For the past decade, North Carolina has chronically underfunded the state infrastructure, programs, and services that are critical for supporting every family and community in our state with the resources they need. In order to rebuild a more equitable state, the NC General Assembly must prioritize people over profitable corporations and make the public investments necessary to ensure every North Carolinian can thrive.
Here’s the Story
Funding high-quality, accessible, and affordable early childhood education is one of the most important steps North Carolina can take for our state’s future. It supports children’s healthy development and lays the groundwork for them to thrive in school and throughout their lives. Access to child care is also essential for families and communities: Child care makes it possible for parents, especially mothers, of young children to work and support their family’s needs. This has been all too clear during the COVID-19 pandemic, as workforce participation among mothers has dropped rapidly and been slow to recover.
Our current private-pay model for early childhood education, leaves families struggling with high costs, educators facing chronically low pay, and the system vulnerable to shocks like pandemics and economic downturns. An estimated 44% of the state’s children under age 6 live in child-care deserts without easy access to a child-care facility. Yet the state’s funding for child care has dwindled over the years as legislators have relied on shifting federal funds from other key needs rather than committing General Fund dollars. The Leandro decision also means that North Carolina is legally required to invest in equitable early childhood education as part of its constitutional obligation to ensure equal education opportunities for all children.
By the Numbers
- An estimated 226,000 children ages 0-5 are eligible for child-care assistance in North Carolina, but only an estimated 17 percent receive assistance. (NC Policy Watch)
- The median hourly wage for child-care workers in North Carolina is just $10.62. (Center for the Study of Child Care Employment)
- Since 2008, Smart Start funding has fallen by 38 percent when adjusted for inflation, cutting important compensation and training programs for educators. (Smart Start, BTC Report)
- When federal child-care funding increased by $74 million in 2018, the NC General Assembly re-allocated two-thirds of the increase and cut state funding, rather than invest in the early childhood system. (BTC Report)
- The Leandro Plan calls for $76 million in additional funding for early childhood education in Fiscal Year 2022, with incremental increases to $1.5 billion in new recurring annual funding by 2028. (NC Early Childhood Foundation)
Telling the story of impact
More families need access to high quality and affordable child care to recover from the pandemic. The average annual cost of care for an infant attending a child-care center in our state is $9,650, which is more than in-state tuition at the University of North Carolina. Over 19,000 children are on the growing wait list for child-care subsidies, and high child-care costs are a major barrier for parents, especially mothers, who want to get back to work. In North Carolina, 30 percent of women not working due to the pandemic reported it was because they were caring for their children, compared with just 4 percent of men. Check out these news stories for more details:

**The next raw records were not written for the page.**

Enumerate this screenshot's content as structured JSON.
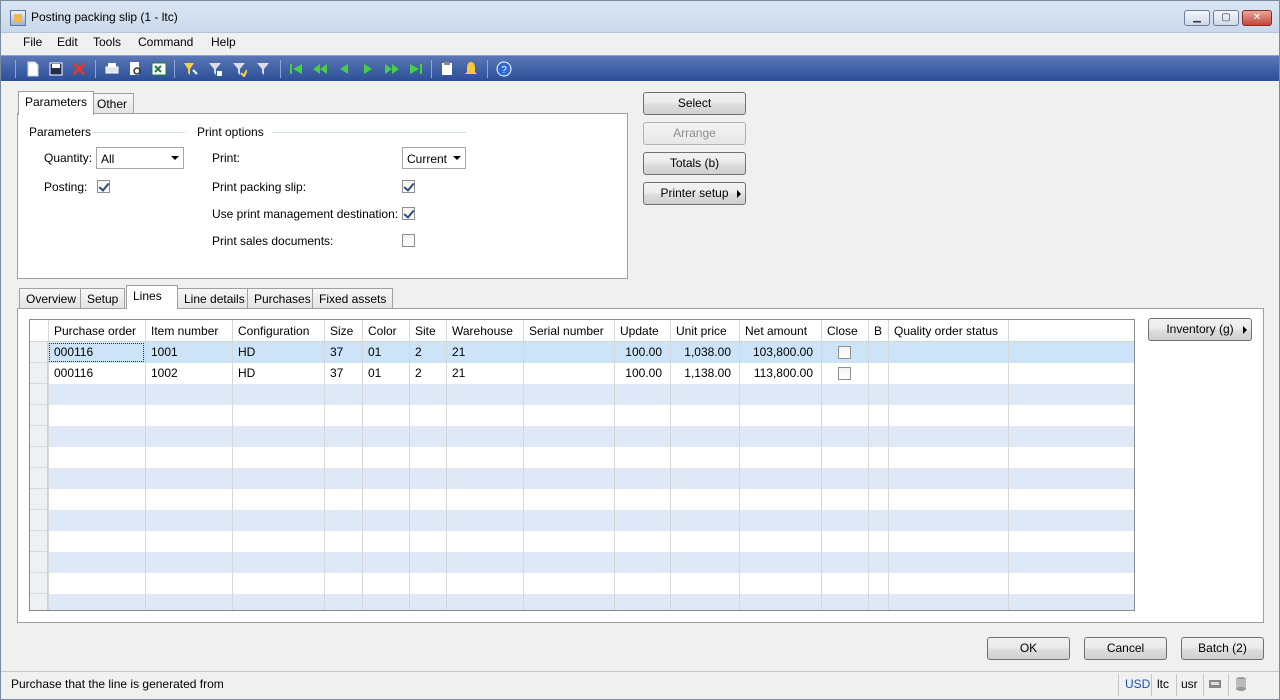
{
  "window": {
    "title": "Posting packing slip (1 - ltc)"
  },
  "menu": [
    "File",
    "Edit",
    "Tools",
    "Command",
    "Help"
  ],
  "toolbar_icons": [
    "new-icon",
    "save-icon",
    "delete-icon",
    "print-icon",
    "print-preview-icon",
    "excel-icon",
    "filter-by-selection-icon",
    "filter-by-grid-icon",
    "advanced-filter-icon",
    "remove-filter-icon",
    "first-record-icon",
    "previous-page-icon",
    "previous-record-icon",
    "next-record-icon",
    "next-page-icon",
    "last-record-icon",
    "document-handling-icon",
    "alert-icon",
    "help-icon"
  ],
  "top_tabs": [
    "Parameters",
    "Other"
  ],
  "parameters": {
    "group_title": "Parameters",
    "quantity_label": "Quantity:",
    "quantity_value": "All",
    "posting_label": "Posting:",
    "posting_checked": true
  },
  "print_options": {
    "group_title": "Print options",
    "print_label": "Print:",
    "print_value": "Current",
    "print_packing_slip_label": "Print packing slip:",
    "print_packing_slip_checked": true,
    "use_print_mgmt_label": "Use print management destination:",
    "use_print_mgmt_checked": true,
    "print_sales_docs_label": "Print sales documents:",
    "print_sales_docs_checked": false
  },
  "side_buttons": {
    "select": "Select",
    "arrange": "Arrange",
    "totals": "Totals (b)",
    "printer_setup": "Printer setup"
  },
  "lower_tabs": [
    "Overview",
    "Setup",
    "Lines",
    "Line details",
    "Purchases",
    "Fixed assets"
  ],
  "active_lower_tab": "Lines",
  "grid": {
    "columns": [
      "Purchase order",
      "Item number",
      "Configuration",
      "Size",
      "Color",
      "Site",
      "Warehouse",
      "Serial number",
      "Update",
      "Unit price",
      "Net amount",
      "Close",
      "B",
      "Quality order status"
    ],
    "rows": [
      {
        "purchase_order": "000116",
        "item_number": "1001",
        "configuration": "HD",
        "size": "37",
        "color": "01",
        "site": "2",
        "warehouse": "21",
        "serial": "",
        "update": "100.00",
        "unit_price": "1,038.00",
        "net_amount": "103,800.00",
        "close": false,
        "b": "",
        "quality": ""
      },
      {
        "purchase_order": "000116",
        "item_number": "1002",
        "configuration": "HD",
        "size": "37",
        "color": "01",
        "site": "2",
        "warehouse": "21",
        "serial": "",
        "update": "100.00",
        "unit_price": "1,138.00",
        "net_amount": "113,800.00",
        "close": false,
        "b": "",
        "quality": ""
      }
    ]
  },
  "inventory_button": "Inventory (g)",
  "footer_buttons": {
    "ok": "OK",
    "cancel": "Cancel",
    "batch": "Batch (2)"
  },
  "status_bar": {
    "text": "Purchase that the line is generated from",
    "currency": "USD",
    "company": "ltc",
    "user": "usr"
  },
  "colors": {
    "toolbar": "#2c4f98",
    "selected_row": "#cde3f7",
    "alt_row": "#dfe8f6",
    "status_link": "#1f4fb2"
  }
}
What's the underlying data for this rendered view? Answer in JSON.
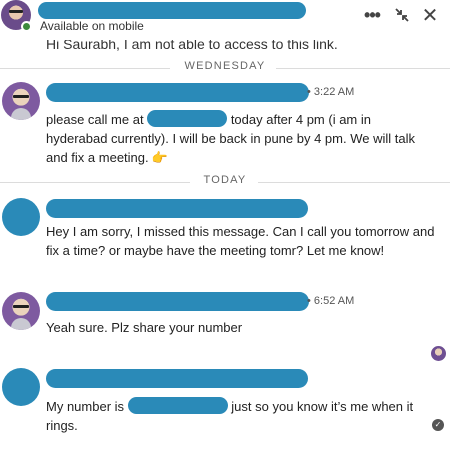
{
  "header": {
    "status": "Available on mobile",
    "more_icon": "more-dots-icon",
    "minimize_icon": "collapse-arrows-icon",
    "close_icon": "close-icon",
    "more_glyph": "•••",
    "close_glyph": "✕",
    "shrink_glyph": "⤡"
  },
  "clipped_message": "Hi Saurabh, I am not able to access to this link.",
  "dividers": {
    "wednesday": "WEDNESDAY",
    "today": "TODAY"
  },
  "messages": [
    {
      "time": "3:22 AM",
      "text_before": "please call me at",
      "text_after": "today after 4 pm (i am in hyderabad currently). I will be back in pune by 4 pm. We will talk and fix a meeting.",
      "emoji": "👈"
    },
    {
      "time": "",
      "text": "Hey I am sorry, I missed this message. Can I call you tomorrow and fix a time? or maybe have the meeting tomr? Let me know!"
    },
    {
      "time": "6:52 AM",
      "text": "Yeah sure. Plz share your number"
    },
    {
      "time": "",
      "text_before": "My number is",
      "text_after": "just so you know it’s me when it rings."
    }
  ],
  "read_receipt_glyph": "✓",
  "colors": {
    "redaction": "#2a8ab8",
    "online": "#3d8b3d",
    "divider_line": "#dcdcdc"
  }
}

- U.S. Census Bureau: Parents juggle work and child care during pandemic
- News & Observer: The pandemic fell hard on mothers. Here’s how NC can really help them.
- Harvard Business Review: Childcare is a business issue
Child-care providers need stable funding to remain open and to ensure early childhood educators earn a living wage. The private-fee model for child care means declining enrollment and temporary closures during the pandemic have left many providers struggling to meet their bottom lines. Also, parents simply cannot afford to pay the cost of ensuring that educators receive a living wage and benefits. The result is that child-care workers earn on average less than $11 per hour for their extremely valuable and challenging work, and directors struggle to hire and retain staff when fast food restaurants can offer higher pay. Check out these news stories for more details:
- EdNC: NC early educators are seven times more likely to live in poverty than K-8 teachers
- EdNC: The ‘roller coaster’ of learning to run a child care center — just as a pandemic hits
Without recurring state funding for early childhood education, North Carolina can’t meet its constitutional mandate in the Leandro court ruling to provide equal educational opportunities for all children. The judge overseeing the Leandro case has affirmed through a recent court order that North Carolina must make ongoing state investments in education, including early education, in order implement the state’s plan for equitable educational funding. Time-limited sources like the American Rescue Plan won’t meet the need — or satisfy the court’s mandate — for long-term investments. Check out these news stories for more details:
- EdNC: Judge signs order to implement comprehensive Leandro Plan
- NC Early Childhood Foundation: Leandro moves forward with release of comprehensive plan for next eight years, including significant investments in early childhood
- Every Child NC: Why is the Leandro Plan important for early education?
- BTC Report: Equitably financing child care for North Carolina families: 2021 update
- BTC Blog: NC needs to invest in child care assistance if we want people to get back to work
- BTC Report: The missed opportunity for North Carolina’s youngest children — How expansion of federal funding could have gone further to advance quality and access
- Center for American Progress: The true cost of high quality child care